> _Goal of the exercise_
Would you please copy each line of the listing that mentions "true"?

> _Supplied entries_
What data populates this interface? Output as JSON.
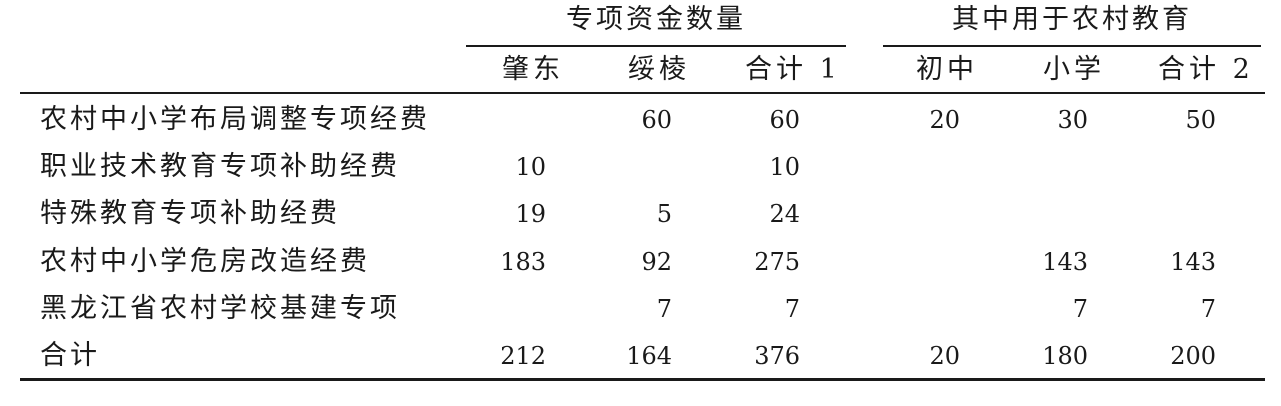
{
  "table": {
    "groups": [
      "专项资金数量",
      "其中用于农村教育"
    ],
    "columns": [
      "肇东",
      "绥棱",
      "合计 1",
      "初中",
      "小学",
      "合计 2"
    ],
    "rows": [
      {
        "label": "农村中小学布局调整专项经费",
        "cells": [
          "",
          "60",
          "60",
          "20",
          "30",
          "50"
        ]
      },
      {
        "label": "职业技术教育专项补助经费",
        "cells": [
          "10",
          "",
          "10",
          "",
          "",
          ""
        ]
      },
      {
        "label": "特殊教育专项补助经费",
        "cells": [
          "19",
          "5",
          "24",
          "",
          "",
          ""
        ]
      },
      {
        "label": "农村中小学危房改造经费",
        "cells": [
          "183",
          "92",
          "275",
          "",
          "143",
          "143"
        ]
      },
      {
        "label": "黑龙江省农村学校基建专项",
        "cells": [
          "",
          "7",
          "7",
          "",
          "7",
          "7"
        ]
      },
      {
        "label": "合计",
        "cells": [
          "212",
          "164",
          "376",
          "20",
          "180",
          "200"
        ]
      }
    ]
  }
}
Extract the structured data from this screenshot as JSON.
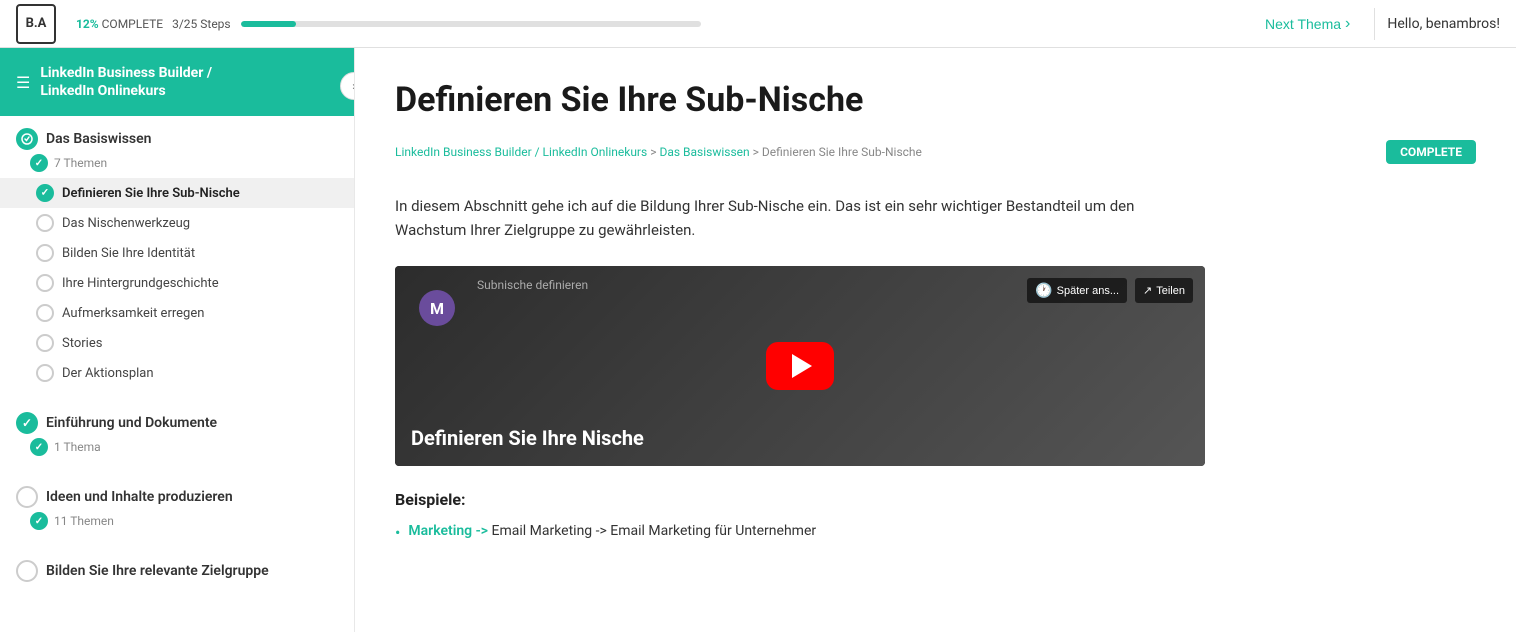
{
  "logo": {
    "text": "B.A"
  },
  "topbar": {
    "progress_pct": "12%",
    "progress_label": "COMPLETE",
    "steps_label": "3/25 Steps",
    "progress_fill_width": "12%",
    "next_thema": "Next Thema",
    "user_greeting": "Hello, benambros!"
  },
  "sidebar": {
    "header_title": "LinkedIn Business Builder /\nLinkedIn Onlinekurs",
    "sections": [
      {
        "id": "basiswissen",
        "title": "Das Basiswissen",
        "count_label": "7 Themen",
        "is_active": true,
        "completed": false,
        "lessons": [
          {
            "label": "Definieren Sie Ihre Sub-Nische",
            "completed": true,
            "active": true
          },
          {
            "label": "Das Nischenwerkzeug",
            "completed": false,
            "active": false
          },
          {
            "label": "Bilden Sie Ihre Identität",
            "completed": false,
            "active": false
          },
          {
            "label": "Ihre Hintergrundgeschichte",
            "completed": false,
            "active": false
          },
          {
            "label": "Aufmerksamkeit erregen",
            "completed": false,
            "active": false
          },
          {
            "label": "Stories",
            "completed": false,
            "active": false
          },
          {
            "label": "Der Aktionsplan",
            "completed": false,
            "active": false
          }
        ]
      },
      {
        "id": "einfuhrung",
        "title": "Einführung und Dokumente",
        "count_label": "1 Thema",
        "completed": true,
        "lessons": []
      },
      {
        "id": "ideen",
        "title": "Ideen und Inhalte produzieren",
        "count_label": "11 Themen",
        "completed": false,
        "lessons": []
      },
      {
        "id": "bilden",
        "title": "Bilden Sie Ihre relevante Zielgruppe",
        "count_label": "",
        "completed": false,
        "lessons": []
      }
    ]
  },
  "content": {
    "page_title": "Definieren Sie Ihre Sub-Nische",
    "breadcrumb": {
      "parts": [
        "LinkedIn Business Builder / LinkedIn Onlinekurs",
        "Das Basiswissen",
        "Definieren Sie Ihre Sub-Nische"
      ],
      "separator": ">"
    },
    "complete_badge": "COMPLETE",
    "intro_text": "In diesem Abschnitt gehe ich auf die Bildung Ihrer Sub-Nische ein. Das ist ein sehr wichtiger Bestandteil um den Wachstum Ihrer Zielgruppe zu gewährleisten.",
    "video": {
      "channel_icon": "M",
      "channel_name": "Subnische definieren",
      "title": "Definieren Sie Ihre Nische",
      "later_btn": "Später ans...",
      "share_btn": "Teilen"
    },
    "examples_label": "Beispiele:",
    "examples": [
      {
        "text_teal": "Marketing ->",
        "text_dark": "Email Marketing ->",
        "text_rest": "Email Marketing für Unternehmer"
      }
    ]
  }
}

> _Output for this task_
        "is_active": true,
            "completed": true,
            "active": true
        "completed": true,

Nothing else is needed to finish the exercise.